Validity and Construction of Liquidated Damages Provisions
Liquidated damages provisions are no longer viewed with
United States v. Bethlehem Steel Co., 205 U.S. 105, 119 (1907);
Southwest Engineering Co. v. United States, 341 F.2d 998, 1001 (8th
Cir.), cert. denied, 382 U.S. 819 (1965). The validity of a
damages clause is to be judged as of the time the contract is made,
not by subsequent events. See United States v. Bethlehem Steel Co.,
U.S. at 105; Priebe & Sons v. United States, 332 U.S. 407, 412
The fact that damages may be uncertain in nature and amount, or are
difficult of ascertainment, is a major reason for sustaining
damage clauses. See Wise v. United States, 249 U.S. 361 (1919);
States v. Bethlehem Steel Co., supra ; Priebe & Sons v. United
332 U.S. at 422; cf. Rex Trailer Co. v. United States, 350 U.S.
(1956). The fact that the actual damages may prove to be less, or
greater, than the sum specified in the clause for liquidated
not controlling, and recovery will be given in the agreed amount.
Printing & Publishing Ass'n v. Moore, 183 U.S. 642 (1902). Recovery
liquidated damages may be had even though actual damages are not
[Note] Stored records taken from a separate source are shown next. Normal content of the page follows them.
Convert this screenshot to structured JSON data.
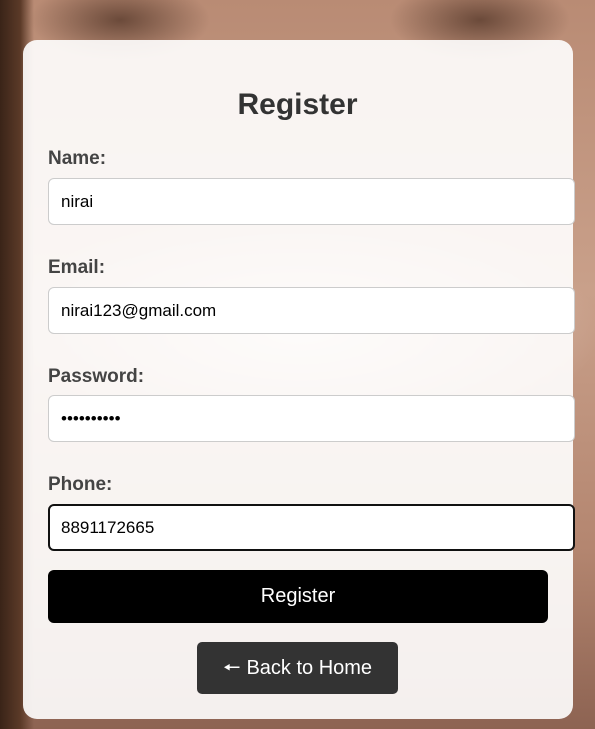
{
  "form": {
    "title": "Register",
    "name_label": "Name:",
    "name_value": "nirai",
    "email_label": "Email:",
    "email_value": "nirai123@gmail.com",
    "password_label": "Password:",
    "password_value": "••••••••••",
    "phone_label": "Phone:",
    "phone_value": "8891172665",
    "submit_label": "Register"
  },
  "nav": {
    "back_icon": "left-arrow-icon",
    "back_label": "Back to Home"
  }
}
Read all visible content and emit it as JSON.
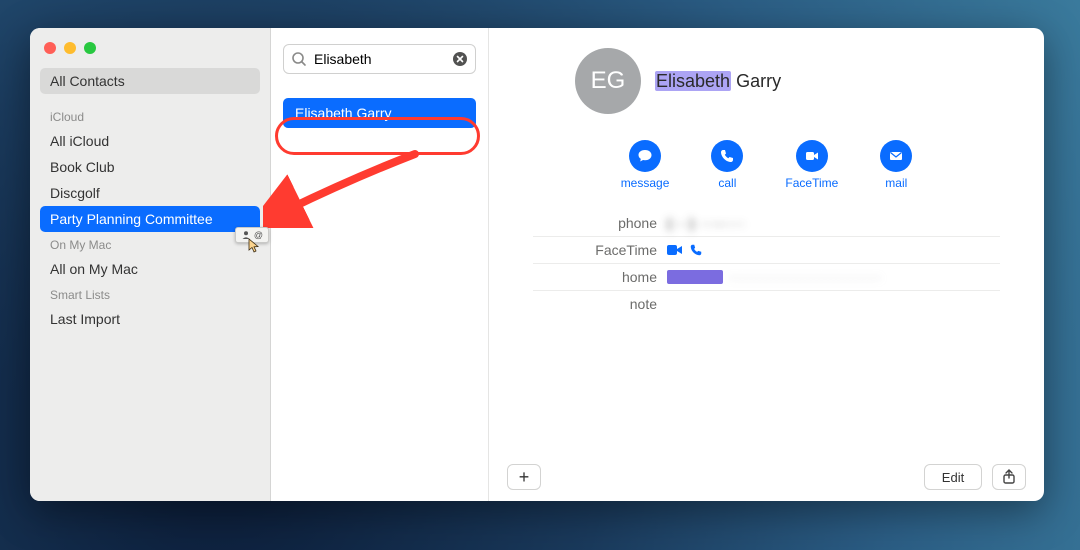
{
  "sidebar": {
    "all_contacts": "All Contacts",
    "sections": [
      {
        "header": "iCloud",
        "items": [
          "All iCloud",
          "Book Club",
          "Discgolf",
          "Party Planning Committee"
        ],
        "selected": 3
      },
      {
        "header": "On My Mac",
        "items": [
          "All on My Mac"
        ],
        "selected": -1
      },
      {
        "header": "Smart Lists",
        "items": [
          "Last Import"
        ],
        "selected": -1
      }
    ]
  },
  "search": {
    "value": "Elisabeth",
    "placeholder": "Search"
  },
  "results": [
    {
      "label": "Elisabeth Garry",
      "selected": true
    }
  ],
  "contact": {
    "initials": "EG",
    "first": "Elisabeth",
    "last": "Garry",
    "actions": [
      {
        "name": "message",
        "label": "message"
      },
      {
        "name": "call",
        "label": "call"
      },
      {
        "name": "facetime",
        "label": "FaceTime"
      },
      {
        "name": "mail",
        "label": "mail"
      }
    ],
    "fields": {
      "phone_key": "phone",
      "phone_val": "(···) ···-····",
      "facetime_key": "FaceTime",
      "home_key": "home",
      "home_val": "···························",
      "note_key": "note"
    }
  },
  "buttons": {
    "add": "+",
    "edit": "Edit"
  }
}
United States v. Bethlehem Steel Co., supra.
[cited in USAM 4-4.420]